◆ **Dataset records**:
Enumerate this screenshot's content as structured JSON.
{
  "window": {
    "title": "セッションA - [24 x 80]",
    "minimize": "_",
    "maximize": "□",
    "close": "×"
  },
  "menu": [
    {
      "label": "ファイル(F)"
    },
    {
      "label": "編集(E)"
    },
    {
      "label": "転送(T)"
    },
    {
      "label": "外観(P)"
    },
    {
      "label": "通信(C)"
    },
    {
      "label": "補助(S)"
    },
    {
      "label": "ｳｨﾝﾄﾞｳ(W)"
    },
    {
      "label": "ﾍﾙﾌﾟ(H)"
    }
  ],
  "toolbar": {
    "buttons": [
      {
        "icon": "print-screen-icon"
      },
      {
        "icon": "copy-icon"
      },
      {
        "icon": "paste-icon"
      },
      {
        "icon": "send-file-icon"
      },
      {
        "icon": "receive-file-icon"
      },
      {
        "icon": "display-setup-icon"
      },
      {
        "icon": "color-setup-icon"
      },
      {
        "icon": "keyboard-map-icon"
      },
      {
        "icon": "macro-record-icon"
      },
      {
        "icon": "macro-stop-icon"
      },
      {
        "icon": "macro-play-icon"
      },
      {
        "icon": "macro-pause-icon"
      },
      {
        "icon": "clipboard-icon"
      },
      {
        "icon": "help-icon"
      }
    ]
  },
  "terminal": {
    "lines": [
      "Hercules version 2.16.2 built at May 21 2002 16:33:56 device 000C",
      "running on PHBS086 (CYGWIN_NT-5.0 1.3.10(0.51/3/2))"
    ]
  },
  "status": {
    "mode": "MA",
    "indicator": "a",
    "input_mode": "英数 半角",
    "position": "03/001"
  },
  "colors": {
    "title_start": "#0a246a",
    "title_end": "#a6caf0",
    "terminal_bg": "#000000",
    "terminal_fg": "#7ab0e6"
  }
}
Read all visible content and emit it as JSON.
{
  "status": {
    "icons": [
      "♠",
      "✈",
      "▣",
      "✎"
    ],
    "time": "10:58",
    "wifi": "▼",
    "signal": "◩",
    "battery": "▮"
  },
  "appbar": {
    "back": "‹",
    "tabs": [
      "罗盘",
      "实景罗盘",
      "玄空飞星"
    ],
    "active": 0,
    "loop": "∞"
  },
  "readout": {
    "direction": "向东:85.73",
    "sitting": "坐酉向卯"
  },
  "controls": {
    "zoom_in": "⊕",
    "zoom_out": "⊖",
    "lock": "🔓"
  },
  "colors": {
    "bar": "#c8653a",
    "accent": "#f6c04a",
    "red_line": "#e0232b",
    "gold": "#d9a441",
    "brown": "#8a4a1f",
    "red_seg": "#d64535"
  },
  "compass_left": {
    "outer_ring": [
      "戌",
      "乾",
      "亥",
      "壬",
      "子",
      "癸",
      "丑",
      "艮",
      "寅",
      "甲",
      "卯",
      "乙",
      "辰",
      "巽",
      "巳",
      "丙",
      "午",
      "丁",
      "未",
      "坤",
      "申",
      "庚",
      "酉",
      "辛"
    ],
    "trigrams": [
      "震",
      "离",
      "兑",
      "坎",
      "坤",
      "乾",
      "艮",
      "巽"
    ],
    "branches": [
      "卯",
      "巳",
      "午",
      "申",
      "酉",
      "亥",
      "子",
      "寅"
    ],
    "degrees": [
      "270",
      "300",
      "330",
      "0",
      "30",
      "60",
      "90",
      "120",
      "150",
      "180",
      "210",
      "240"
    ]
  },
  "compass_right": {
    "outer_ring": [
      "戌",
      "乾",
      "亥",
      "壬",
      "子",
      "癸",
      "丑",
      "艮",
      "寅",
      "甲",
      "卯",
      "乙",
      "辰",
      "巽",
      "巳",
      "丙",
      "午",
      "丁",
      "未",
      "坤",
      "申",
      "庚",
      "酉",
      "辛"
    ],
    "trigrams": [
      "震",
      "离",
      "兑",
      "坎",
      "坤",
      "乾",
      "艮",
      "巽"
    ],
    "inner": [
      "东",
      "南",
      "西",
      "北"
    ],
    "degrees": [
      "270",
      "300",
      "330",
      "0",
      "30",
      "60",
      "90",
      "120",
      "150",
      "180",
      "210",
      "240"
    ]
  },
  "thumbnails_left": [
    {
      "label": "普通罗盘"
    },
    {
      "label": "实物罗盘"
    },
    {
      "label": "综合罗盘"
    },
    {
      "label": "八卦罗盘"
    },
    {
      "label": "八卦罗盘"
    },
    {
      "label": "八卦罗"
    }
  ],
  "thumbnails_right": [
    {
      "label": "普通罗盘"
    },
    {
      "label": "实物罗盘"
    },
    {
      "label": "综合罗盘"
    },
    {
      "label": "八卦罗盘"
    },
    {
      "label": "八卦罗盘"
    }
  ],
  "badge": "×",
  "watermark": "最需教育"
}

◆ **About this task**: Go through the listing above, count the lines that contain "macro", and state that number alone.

◆ **Output of the task**: 4